The rapid spread of the coronavirus has many Americans in self-quarantine for an indefinite period of time. Americans prepared for the coming pandemic by clearing popular disinfectant sprays from the shelves of retail stores everywhere.
But there are still ways to deep clean your home if you missed the chance to buy hand sanitizer and disinfectant sprays. Take a look at these 8 coronavirus house cleaning tips.
1. Target High Touch Surfaces
Devote most of your cleaning attention to the high touch surfaces in your home. These are the surfaces everyone in your home shares or that you’re more likely to touch with unwashed hands.
Recent evidence shows that the virus can live on cardboard for only 24 hours, but can last up to 3 days on steel or plastic. Cleaning a minimum of once daily is the best way to protect yourself from spreading the coronavirus.
These surfaces include:
- Light switches
- Appliance doors
- Drawer handles
- TV remotes
- Toilet handle
- Sink handles
If you have a big family, it might be helpful to clean these high contact areas more than once throughout the day. Children who go out to play might track unneeded germs back into the house putting your family at risk.
If you live alone, opt to clean these surfaces each time you leave the home or have any guests over.
2. Make Your Own Disinfectant
The grocery store frenzy left many homeowners without disinfectants to clean their homes. Disinfecting is a necessary step to your coronavirus cleaning regimen.
Cleaning can remove dirt, but disinfecting removes pathogens from your home. If you didn’t get a chance to stock up on cleaner weeks ago, you can make your own.
Use a combination of 5 tablespoons of bleach to 1 gallon of water to disinfect your household surfaces. Leave the bleach solution on your high contact areas for at least 10 seconds before wiping away.
Be careful when using bleach instead of traditional disinfectant spray. Bleach can be dangerous when mixed with other chemicals.
Always use gloves when handling and remember to ventilate the room by cracking a window.
Wipe down your phone and other electronics to rid your home of potential coronavirus invasion. Use at least 70 percent alcohol wipes to clean phone or tablet.
Pay close attention to buttons and screens where you have the most contact.
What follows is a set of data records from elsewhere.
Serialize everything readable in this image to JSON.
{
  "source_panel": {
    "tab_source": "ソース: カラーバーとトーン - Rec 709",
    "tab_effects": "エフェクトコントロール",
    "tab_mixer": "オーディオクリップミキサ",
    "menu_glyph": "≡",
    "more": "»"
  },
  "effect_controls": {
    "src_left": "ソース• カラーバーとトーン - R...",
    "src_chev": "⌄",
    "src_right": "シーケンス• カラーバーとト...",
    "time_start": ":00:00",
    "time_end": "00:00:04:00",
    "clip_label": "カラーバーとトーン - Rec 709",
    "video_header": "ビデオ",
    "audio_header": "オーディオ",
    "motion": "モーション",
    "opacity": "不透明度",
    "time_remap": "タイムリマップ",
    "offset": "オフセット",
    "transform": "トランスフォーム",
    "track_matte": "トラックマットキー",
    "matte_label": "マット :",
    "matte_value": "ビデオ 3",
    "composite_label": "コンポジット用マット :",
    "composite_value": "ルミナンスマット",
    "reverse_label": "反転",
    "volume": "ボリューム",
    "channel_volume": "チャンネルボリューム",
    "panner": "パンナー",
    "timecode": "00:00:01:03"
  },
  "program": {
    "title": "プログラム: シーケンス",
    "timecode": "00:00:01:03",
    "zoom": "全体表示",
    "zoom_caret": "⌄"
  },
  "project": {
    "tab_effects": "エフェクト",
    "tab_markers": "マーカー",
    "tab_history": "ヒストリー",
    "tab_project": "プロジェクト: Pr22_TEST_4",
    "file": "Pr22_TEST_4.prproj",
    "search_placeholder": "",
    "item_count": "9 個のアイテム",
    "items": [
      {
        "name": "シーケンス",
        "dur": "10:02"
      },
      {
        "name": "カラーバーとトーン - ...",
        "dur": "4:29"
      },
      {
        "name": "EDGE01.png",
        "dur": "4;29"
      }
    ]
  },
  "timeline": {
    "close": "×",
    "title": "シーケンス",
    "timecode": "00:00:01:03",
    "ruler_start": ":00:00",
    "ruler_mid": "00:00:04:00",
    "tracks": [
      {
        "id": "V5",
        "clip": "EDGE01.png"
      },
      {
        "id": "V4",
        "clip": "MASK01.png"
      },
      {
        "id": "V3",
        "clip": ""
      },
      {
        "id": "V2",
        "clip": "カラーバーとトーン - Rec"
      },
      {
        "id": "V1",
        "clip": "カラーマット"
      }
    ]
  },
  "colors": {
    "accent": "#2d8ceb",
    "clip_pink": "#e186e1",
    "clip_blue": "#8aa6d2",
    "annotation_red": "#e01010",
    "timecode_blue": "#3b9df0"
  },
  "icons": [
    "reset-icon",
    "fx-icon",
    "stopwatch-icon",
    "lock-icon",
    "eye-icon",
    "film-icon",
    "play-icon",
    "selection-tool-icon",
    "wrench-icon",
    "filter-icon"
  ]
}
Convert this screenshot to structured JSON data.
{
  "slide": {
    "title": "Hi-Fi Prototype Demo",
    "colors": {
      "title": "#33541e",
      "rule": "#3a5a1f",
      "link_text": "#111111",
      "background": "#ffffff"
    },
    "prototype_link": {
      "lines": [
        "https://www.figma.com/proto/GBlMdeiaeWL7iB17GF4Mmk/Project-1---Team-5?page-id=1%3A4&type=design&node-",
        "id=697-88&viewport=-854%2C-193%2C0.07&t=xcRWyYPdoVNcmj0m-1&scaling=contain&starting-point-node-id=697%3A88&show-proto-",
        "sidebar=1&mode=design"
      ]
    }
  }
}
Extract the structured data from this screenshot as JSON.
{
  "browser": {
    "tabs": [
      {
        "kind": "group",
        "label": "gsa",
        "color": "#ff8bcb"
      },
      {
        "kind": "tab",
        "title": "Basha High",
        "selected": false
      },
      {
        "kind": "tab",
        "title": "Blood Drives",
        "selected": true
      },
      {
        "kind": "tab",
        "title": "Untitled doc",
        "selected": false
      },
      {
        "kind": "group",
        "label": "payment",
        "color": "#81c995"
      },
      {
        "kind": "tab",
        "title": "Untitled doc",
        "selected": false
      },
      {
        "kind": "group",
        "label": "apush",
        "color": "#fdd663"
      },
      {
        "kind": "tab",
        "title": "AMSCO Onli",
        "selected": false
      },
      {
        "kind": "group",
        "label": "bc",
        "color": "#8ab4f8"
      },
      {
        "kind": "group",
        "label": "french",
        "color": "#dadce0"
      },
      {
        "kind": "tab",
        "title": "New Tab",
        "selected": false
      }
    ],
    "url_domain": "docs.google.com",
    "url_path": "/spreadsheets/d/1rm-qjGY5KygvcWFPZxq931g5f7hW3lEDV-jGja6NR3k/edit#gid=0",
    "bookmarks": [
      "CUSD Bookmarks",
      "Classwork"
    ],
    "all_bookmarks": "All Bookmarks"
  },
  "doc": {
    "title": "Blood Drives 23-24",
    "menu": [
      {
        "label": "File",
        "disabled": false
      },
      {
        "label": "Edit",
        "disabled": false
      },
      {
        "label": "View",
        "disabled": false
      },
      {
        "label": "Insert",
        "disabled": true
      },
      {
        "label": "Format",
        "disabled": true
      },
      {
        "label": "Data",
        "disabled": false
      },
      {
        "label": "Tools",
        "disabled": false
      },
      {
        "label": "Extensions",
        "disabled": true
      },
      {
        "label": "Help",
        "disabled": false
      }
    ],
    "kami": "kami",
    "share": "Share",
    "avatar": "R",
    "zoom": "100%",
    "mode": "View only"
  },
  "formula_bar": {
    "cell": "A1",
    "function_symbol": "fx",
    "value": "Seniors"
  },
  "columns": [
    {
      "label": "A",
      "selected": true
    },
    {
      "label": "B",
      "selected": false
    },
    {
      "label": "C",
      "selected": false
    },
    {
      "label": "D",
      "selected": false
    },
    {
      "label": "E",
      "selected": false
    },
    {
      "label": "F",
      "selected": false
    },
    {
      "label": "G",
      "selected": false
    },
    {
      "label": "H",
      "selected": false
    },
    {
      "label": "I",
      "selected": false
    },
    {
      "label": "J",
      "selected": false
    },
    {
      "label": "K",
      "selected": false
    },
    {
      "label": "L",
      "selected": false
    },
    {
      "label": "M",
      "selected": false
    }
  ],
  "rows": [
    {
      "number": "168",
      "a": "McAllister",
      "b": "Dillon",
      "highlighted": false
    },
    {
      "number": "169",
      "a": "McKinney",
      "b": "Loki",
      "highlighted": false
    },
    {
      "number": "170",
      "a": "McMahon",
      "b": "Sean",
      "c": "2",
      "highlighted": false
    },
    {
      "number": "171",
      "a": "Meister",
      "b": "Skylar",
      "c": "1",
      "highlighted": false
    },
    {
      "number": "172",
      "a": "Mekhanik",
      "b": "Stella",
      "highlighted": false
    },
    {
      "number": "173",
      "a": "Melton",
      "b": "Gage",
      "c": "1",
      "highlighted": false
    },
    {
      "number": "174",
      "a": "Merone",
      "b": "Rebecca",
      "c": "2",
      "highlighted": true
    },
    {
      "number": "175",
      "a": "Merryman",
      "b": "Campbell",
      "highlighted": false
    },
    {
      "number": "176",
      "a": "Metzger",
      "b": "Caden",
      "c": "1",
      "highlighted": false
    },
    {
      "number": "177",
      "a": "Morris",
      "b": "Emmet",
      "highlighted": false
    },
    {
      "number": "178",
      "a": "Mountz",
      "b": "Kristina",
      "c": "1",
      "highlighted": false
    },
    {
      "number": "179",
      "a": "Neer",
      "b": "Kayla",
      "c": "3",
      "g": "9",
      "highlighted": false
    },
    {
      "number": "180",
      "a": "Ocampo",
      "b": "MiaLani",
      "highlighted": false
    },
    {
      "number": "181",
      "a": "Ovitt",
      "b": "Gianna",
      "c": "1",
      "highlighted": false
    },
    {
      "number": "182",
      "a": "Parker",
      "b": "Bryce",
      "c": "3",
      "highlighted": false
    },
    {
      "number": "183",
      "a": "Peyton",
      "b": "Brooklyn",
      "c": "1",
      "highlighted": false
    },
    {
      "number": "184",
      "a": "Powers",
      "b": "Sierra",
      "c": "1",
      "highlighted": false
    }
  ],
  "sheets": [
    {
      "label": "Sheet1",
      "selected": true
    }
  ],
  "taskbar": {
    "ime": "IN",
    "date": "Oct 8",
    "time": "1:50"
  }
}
To be on the safe side, clean out crevices where dust can be trapped potentially locking pathogens inside.
Follow the same process on your computer. The screen of a laptop usually isn’t glass which means the plastic surface is at risk of carrying coronavirus.
4. Packages and Mail
Packages and mail should be kept away from furniture and commonly used surfaces. Cardboard boxes are a low risk after a day, but plastic bubble mailers can carry coronavirus into your home.
Keep packages near the front door or in the garage until you can throw them out. Wash your hands after opening your mail to be on the safe side.
5. Kitchen Countertops
Keep kitchen countertops and table surfaces wiped down and disinfected. The CDC recommends keeping your hands away from your face especially while in public.
Though you might wash your hands before you eat, touching an infected surface in the kitchen puts you back at risk. Keep a kitchen cleaner handy to spray and wipe down surfaces between uses.
6. Wash Your Gloves
It’s important to keep washing your hands throughout the day to prevent the spread of coronavirus. But you also need to make sure to wash your cleaning gloves.
Cleaning gloves touch the dirtiest surfaces in your home but don’t always come in direct contact with the cleaner. At the end of each cleaning session, wash your gloves with soap or disinfectant cleaner.
Once your gloves are off, be sure to wash your hands again. With the viral outbreak, you washing your hands is one of the best ways to make sure you aren’t contaminating surfaces in your home through touch.
7. Take Off Your Shoes
Stop the unnecessary spread of dirt in your home by removing your shoes at the door. Removing shoes isn’t always convenient but it can help you maintain a home that is free of viruses and dirt.
Many shoes have plastic embellishments that could carry pathogens into your home. Whether you know what your shoes are made from or not, it’s important to keep them clean.
Keep a space next to the door for your shoes. Wipe down the exterior of your shoes at the end of each day using disinfecting wipes.
8. Stay Home
You are one of the biggest reasons your home is at risk of coronavirus contamination. Staying home lowers your risk of contracting the virus from other people.
CDC reports advise that sneezing, coughing or simply coming in close contact with an infected person increases your chances of getting coronavirus. This can happen whether they have symptoms or not.
Practice self-isolation with your whole family. Don’t let your children play outside with friends or have neighbors come to visit.
Any contact with others is an opportunity for the virus to infect your home and family.
Stop the Spread of Coronavirus
There is no easy solution to stopping the spread of coronavirus. Social distancing and self-isolation are just the first steps to avoiding the outbreak.
Take action to keep your home safe with a deep clean each time you risk exposure to the coronavirus. If you live alone, this might be less frequently than someone with a family of 6.